I was first introduced to Vincenzo Campi's The Fruit Seller when used for the cover of Owl Book's The Food Chronology: A Food Lover's Compendium of Events and Anecdotes, from Prehistory to the Present. The painting sparked my interest so I checked for it on the copyright acknowledgements page, however no specific information on the work was available other than it was supplied by Scala Archives, a fine art digital gallery. I scoured the Scala website looking for this mysterious painting, but to no avail. What a bummer.
A few months later I encountered The Fruit Seller again, this time while flipping through the pages of Futures Magazine. The acknowledgements section didn't even mention the painting, but alas I returned to Scala's website and eventually found the elusive work in their gallery archives.
Finally I could sleep well at night!
This work provides a wonderful example of what one might call the Market, Kitchen and Pantry genre of painting, which gained popularity in the 16th century Europe as new agricultural goods became available in the marketplace.
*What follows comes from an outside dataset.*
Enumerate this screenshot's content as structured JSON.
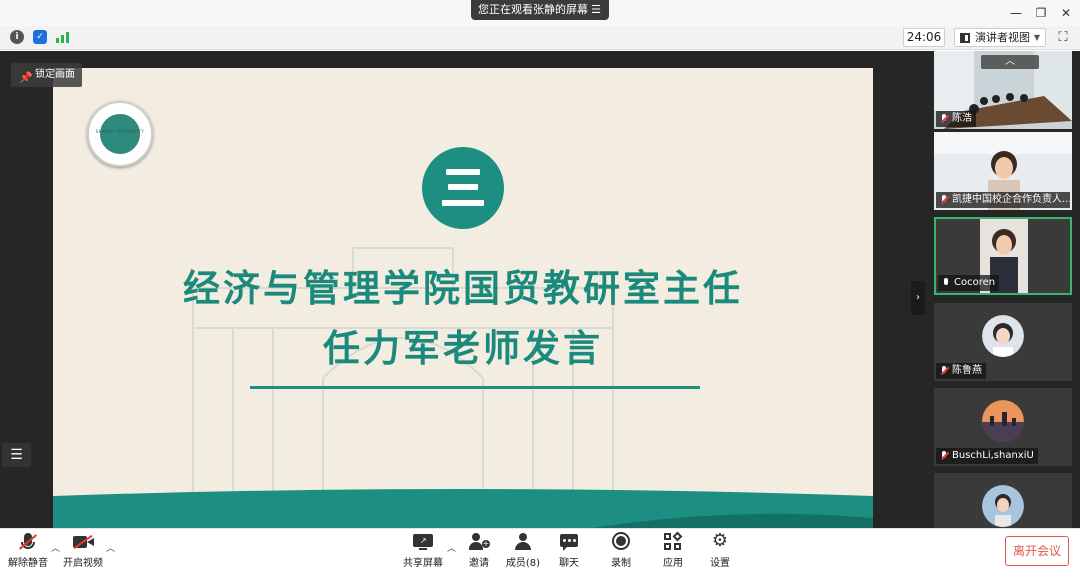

I'd assume the various still lifes featured throughout this piece provide a credible record for those interested in botanical science.
Fruit Seller would seem an appropriate choice to use for a book specializing in food or in a magazine focusing on commodities. That said, while searching the Scala archives I happened upon other artists' variations on this theme, some which would probably be too racy for the cover of Food Network Magazine, such as the cookmaid with her blouse undone to reveal a generous eyeful of cleavage. Not that I mind this, but said bosom makes it challenging to keep one's attention on the perishable goods!
And yeah, here’s a link: http://www.tate.org.uk/art/artworks/bacon-cookmaid-with-still-life-of-vegetables-and-fruit-t06995